**What the task asks**
For the entries below, work out how many lines include the string "subtitle", then write only that number.

**Dataset rows describing interfaces**
_____

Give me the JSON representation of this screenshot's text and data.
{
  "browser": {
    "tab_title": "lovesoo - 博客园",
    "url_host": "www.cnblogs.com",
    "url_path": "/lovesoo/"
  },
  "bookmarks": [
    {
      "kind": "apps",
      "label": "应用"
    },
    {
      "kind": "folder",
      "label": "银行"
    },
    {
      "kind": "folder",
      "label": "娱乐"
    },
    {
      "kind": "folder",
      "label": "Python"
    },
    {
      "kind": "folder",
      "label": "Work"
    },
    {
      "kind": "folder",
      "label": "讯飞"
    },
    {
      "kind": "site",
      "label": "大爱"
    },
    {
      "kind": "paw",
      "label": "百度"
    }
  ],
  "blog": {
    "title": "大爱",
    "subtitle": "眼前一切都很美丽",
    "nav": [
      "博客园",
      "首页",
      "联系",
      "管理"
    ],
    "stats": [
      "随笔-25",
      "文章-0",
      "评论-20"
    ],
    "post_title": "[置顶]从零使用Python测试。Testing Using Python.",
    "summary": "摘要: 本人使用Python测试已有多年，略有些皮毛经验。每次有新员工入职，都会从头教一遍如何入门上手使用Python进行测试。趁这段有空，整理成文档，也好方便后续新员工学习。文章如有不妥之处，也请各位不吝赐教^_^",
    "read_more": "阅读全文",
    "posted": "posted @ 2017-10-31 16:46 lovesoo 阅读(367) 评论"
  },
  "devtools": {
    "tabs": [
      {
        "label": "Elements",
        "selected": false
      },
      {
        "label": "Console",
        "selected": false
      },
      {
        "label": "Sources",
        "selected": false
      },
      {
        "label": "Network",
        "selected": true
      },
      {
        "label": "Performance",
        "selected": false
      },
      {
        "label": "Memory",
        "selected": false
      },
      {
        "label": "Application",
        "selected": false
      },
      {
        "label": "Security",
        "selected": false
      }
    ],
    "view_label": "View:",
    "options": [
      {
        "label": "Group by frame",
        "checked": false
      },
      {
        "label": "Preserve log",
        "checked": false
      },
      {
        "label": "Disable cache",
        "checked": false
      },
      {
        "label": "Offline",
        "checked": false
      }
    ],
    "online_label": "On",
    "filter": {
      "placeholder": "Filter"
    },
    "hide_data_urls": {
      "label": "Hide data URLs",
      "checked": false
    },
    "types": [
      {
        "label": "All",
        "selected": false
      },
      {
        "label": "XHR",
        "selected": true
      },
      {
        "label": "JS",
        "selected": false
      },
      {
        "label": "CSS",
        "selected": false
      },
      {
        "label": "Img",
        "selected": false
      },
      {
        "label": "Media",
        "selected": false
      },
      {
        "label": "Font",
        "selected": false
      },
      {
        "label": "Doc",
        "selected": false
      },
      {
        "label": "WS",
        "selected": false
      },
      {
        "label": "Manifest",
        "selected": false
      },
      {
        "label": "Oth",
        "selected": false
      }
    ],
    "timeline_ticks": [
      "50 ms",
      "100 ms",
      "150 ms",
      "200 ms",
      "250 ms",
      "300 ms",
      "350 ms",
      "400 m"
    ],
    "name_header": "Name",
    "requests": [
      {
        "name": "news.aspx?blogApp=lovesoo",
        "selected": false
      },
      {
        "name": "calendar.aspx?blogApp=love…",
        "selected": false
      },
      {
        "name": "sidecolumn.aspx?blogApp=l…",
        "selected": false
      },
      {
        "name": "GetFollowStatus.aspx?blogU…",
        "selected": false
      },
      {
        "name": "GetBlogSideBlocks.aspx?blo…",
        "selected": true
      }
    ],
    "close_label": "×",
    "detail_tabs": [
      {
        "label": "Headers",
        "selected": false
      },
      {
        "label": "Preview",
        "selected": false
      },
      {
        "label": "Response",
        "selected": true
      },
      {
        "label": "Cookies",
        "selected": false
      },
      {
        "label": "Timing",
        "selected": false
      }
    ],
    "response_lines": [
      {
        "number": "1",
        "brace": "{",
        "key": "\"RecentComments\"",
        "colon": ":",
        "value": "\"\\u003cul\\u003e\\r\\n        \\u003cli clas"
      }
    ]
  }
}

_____

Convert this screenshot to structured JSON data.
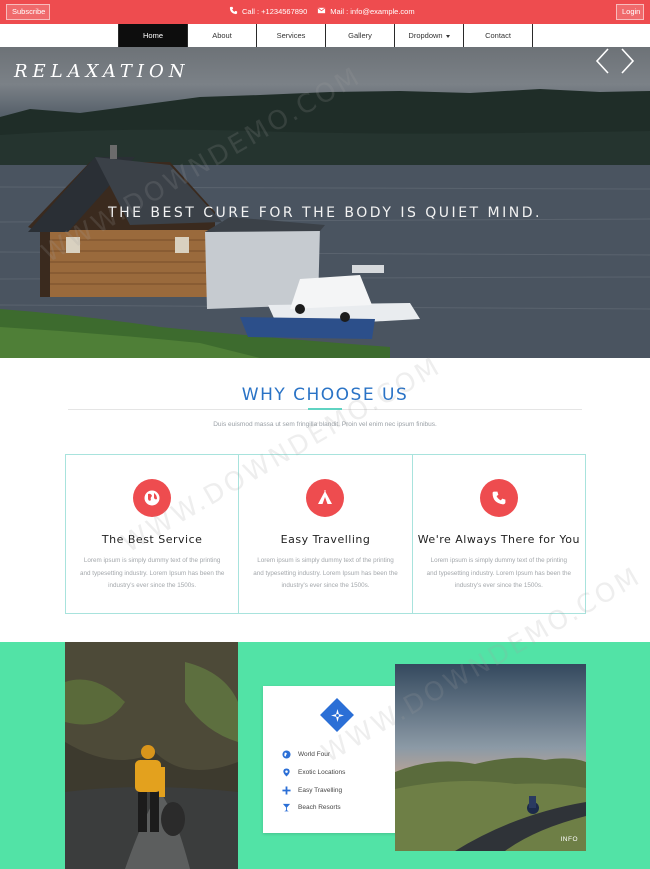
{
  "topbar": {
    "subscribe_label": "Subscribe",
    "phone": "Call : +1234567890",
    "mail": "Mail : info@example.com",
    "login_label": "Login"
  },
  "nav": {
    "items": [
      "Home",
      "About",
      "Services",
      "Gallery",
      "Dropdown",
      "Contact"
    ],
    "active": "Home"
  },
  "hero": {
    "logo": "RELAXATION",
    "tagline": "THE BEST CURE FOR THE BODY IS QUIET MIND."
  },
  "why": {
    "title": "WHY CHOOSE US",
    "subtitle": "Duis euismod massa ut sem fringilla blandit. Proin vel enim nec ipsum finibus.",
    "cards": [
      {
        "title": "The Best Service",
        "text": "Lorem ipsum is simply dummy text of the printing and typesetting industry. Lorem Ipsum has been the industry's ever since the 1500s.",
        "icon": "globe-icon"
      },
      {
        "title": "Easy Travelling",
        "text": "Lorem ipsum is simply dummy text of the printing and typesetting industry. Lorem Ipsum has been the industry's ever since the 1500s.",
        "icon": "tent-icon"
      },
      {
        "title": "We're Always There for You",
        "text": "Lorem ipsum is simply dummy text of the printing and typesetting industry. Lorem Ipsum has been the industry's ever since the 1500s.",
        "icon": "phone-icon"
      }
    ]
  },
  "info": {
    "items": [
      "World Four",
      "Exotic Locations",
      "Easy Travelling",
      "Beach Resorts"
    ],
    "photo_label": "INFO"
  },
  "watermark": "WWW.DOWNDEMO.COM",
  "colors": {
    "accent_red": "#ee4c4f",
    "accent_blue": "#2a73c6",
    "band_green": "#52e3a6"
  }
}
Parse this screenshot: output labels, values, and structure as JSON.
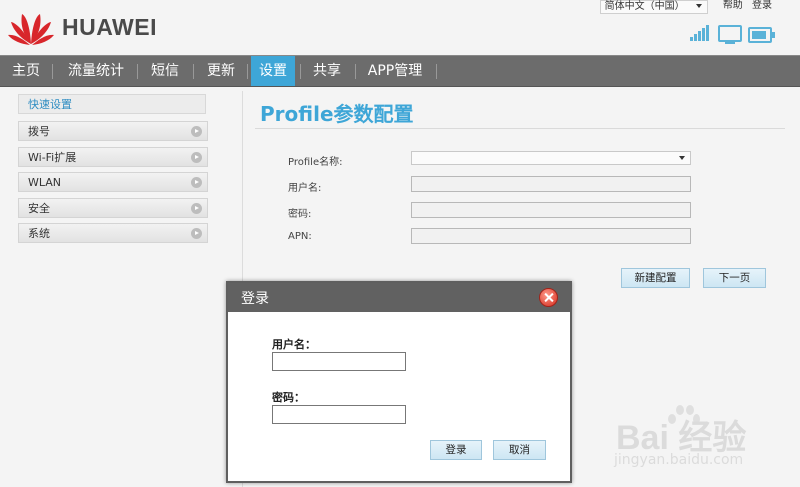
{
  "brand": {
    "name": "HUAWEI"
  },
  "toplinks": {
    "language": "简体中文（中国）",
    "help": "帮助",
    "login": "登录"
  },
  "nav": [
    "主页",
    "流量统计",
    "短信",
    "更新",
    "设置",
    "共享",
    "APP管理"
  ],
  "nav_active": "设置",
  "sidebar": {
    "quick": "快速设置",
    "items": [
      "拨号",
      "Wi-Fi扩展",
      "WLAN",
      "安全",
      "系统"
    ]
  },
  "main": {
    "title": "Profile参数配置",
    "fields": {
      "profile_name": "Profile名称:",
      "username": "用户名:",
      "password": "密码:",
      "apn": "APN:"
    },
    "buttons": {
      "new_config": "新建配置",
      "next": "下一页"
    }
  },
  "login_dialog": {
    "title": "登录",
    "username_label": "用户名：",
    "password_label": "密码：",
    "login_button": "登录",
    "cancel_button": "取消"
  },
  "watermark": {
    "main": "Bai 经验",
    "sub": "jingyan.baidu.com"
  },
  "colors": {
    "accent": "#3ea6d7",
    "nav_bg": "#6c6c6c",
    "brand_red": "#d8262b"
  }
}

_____

**Exercise answer**
2